# What you will do
Print all entries below exactly as they appear.

# Data about app and page elements
.....

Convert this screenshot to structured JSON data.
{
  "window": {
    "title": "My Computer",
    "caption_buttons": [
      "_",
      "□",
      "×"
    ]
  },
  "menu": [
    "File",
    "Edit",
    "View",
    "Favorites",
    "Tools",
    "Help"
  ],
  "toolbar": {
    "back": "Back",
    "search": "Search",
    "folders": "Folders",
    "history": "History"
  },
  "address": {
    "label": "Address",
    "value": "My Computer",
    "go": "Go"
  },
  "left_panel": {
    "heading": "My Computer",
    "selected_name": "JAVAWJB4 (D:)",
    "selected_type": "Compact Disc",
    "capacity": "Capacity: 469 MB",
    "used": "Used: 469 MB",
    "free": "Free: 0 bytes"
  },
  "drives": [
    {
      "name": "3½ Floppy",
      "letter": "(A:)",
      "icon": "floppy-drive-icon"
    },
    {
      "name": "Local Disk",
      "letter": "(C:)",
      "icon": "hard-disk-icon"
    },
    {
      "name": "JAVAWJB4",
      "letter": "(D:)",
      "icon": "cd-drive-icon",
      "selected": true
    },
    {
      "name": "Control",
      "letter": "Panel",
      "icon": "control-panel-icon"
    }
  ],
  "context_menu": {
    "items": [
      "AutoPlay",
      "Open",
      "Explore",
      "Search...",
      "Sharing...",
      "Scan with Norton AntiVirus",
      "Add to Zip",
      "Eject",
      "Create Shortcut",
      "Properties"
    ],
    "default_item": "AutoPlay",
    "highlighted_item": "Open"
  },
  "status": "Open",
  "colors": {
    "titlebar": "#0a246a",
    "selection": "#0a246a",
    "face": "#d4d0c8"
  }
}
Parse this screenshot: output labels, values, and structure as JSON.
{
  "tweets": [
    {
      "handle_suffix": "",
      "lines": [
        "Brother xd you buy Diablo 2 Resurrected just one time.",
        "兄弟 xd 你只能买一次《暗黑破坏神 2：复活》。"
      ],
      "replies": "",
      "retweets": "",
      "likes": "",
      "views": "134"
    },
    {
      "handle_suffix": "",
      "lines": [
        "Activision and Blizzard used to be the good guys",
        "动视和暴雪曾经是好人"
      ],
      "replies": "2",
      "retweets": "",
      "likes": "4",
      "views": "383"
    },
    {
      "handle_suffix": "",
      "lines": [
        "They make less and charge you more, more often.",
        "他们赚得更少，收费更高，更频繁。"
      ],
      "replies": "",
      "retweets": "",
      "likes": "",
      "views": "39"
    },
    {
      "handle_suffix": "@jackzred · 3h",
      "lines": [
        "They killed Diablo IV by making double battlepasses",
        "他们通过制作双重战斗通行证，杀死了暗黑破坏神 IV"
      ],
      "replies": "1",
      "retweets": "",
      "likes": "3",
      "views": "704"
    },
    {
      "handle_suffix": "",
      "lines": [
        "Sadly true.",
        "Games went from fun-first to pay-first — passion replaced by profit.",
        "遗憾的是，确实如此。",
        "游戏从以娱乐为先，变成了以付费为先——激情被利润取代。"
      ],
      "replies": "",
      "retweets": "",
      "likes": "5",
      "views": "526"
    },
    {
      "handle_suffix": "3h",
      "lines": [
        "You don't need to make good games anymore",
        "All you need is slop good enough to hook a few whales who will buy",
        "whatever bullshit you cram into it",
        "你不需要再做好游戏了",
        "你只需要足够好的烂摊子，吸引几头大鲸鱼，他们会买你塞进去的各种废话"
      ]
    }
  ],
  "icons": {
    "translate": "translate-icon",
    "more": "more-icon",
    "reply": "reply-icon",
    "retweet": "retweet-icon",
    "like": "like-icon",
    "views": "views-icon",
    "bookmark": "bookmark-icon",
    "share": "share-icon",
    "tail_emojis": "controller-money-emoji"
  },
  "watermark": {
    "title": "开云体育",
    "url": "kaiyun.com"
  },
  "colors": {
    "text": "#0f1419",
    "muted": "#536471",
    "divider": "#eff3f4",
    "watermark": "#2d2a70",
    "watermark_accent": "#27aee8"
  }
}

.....

# Answer to the exercise
Convert this screenshot to structured JSON data.
{
  "window": {
    "title": "My Computer",
    "caption_buttons": [
      "_",
      "□",
      "×"
    ]
  },
  "menu": [
    "File",
    "Edit",
    "View",
    "Favorites",
    "Tools",
    "Help"
  ],
  "toolbar": {
    "back": "Back",
    "search": "Search",
    "folders": "Folders",
    "history": "History"
  },
  "address": {
    "label": "Address",
    "value": "My Computer",
    "go": "Go"
  },
  "left_panel": {
    "heading": "My Computer",
    "selected_name": "JAVAWJB4 (D:)",
    "selected_type": "Compact Disc",
    "capacity": "Capacity: 469 MB",
    "used": "Used: 469 MB",
    "free": "Free: 0 bytes"
  },
  "drives": [
    {
      "name": "3½ Floppy",
      "letter": "(A:)",
      "icon": "floppy-drive-icon"
    },
    {
      "name": "Local Disk",
      "letter": "(C:)",
      "icon": "hard-disk-icon"
    },
    {
      "name": "JAVAWJB4",
      "letter": "(D:)",
      "icon": "cd-drive-icon",
      "selected": true
    },
    {
      "name": "Control",
      "letter": "Panel",
      "icon": "control-panel-icon"
    }
  ],
  "context_menu": {
    "items": [
      "AutoPlay",
      "Open",
      "Explore",
      "Search...",
      "Sharing...",
      "Scan with Norton AntiVirus",
      "Add to Zip",
      "Eject",
      "Create Shortcut",
      "Properties"
    ],
    "default_item": "AutoPlay",
    "highlighted_item": "Open"
  },
  "status": "Open",
  "colors": {
    "titlebar": "#0a246a",
    "selection": "#0a246a",
    "face": "#d4d0c8"
  }
}
Parse this screenshot: output labels, values, and structure as JSON.
{
  "tweets": [
    {
      "handle_suffix": "",
      "lines": [
        "Brother xd you buy Diablo 2 Resurrected just one time.",
        "兄弟 xd 你只能买一次《暗黑破坏神 2：复活》。"
      ],
      "replies": "",
      "retweets": "",
      "likes": "",
      "views": "134"
    },
    {
      "handle_suffix": "",
      "lines": [
        "Activision and Blizzard used to be the good guys",
        "动视和暴雪曾经是好人"
      ],
      "replies": "2",
      "retweets": "",
      "likes": "4",
      "views": "383"
    },
    {
      "handle_suffix": "",
      "lines": [
        "They make less and charge you more, more often.",
        "他们赚得更少，收费更高，更频繁。"
      ],
      "replies": "",
      "retweets": "",
      "likes": "",
      "views": "39"
    },
    {
      "handle_suffix": "@jackzred · 3h",
      "lines": [
        "They killed Diablo IV by making double battlepasses",
        "他们通过制作双重战斗通行证，杀死了暗黑破坏神 IV"
      ],
      "replies": "1",
      "retweets": "",
      "likes": "3",
      "views": "704"
    },
    {
      "handle_suffix": "",
      "lines": [
        "Sadly true.",
        "Games went from fun-first to pay-first — passion replaced by profit.",
        "遗憾的是，确实如此。",
        "游戏从以娱乐为先，变成了以付费为先——激情被利润取代。"
      ],
      "replies": "",
      "retweets": "",
      "likes": "5",
      "views": "526"
    },
    {
      "handle_suffix": "3h",
      "lines": [
        "You don't need to make good games anymore",
        "All you need is slop good enough to hook a few whales who will buy",
        "whatever bullshit you cram into it",
        "你不需要再做好游戏了",
        "你只需要足够好的烂摊子，吸引几头大鲸鱼，他们会买你塞进去的各种废话"
      ]
    }
  ],
  "icons": {
    "translate": "translate-icon",
    "more": "more-icon",
    "reply": "reply-icon",
    "retweet": "retweet-icon",
    "like": "like-icon",
    "views": "views-icon",
    "bookmark": "bookmark-icon",
    "share": "share-icon",
    "tail_emojis": "controller-money-emoji"
  },
  "watermark": {
    "title": "开云体育",
    "url": "kaiyun.com"
  },
  "colors": {
    "text": "#0f1419",
    "muted": "#536471",
    "divider": "#eff3f4",
    "watermark": "#2d2a70",
    "watermark_accent": "#27aee8"
  }
}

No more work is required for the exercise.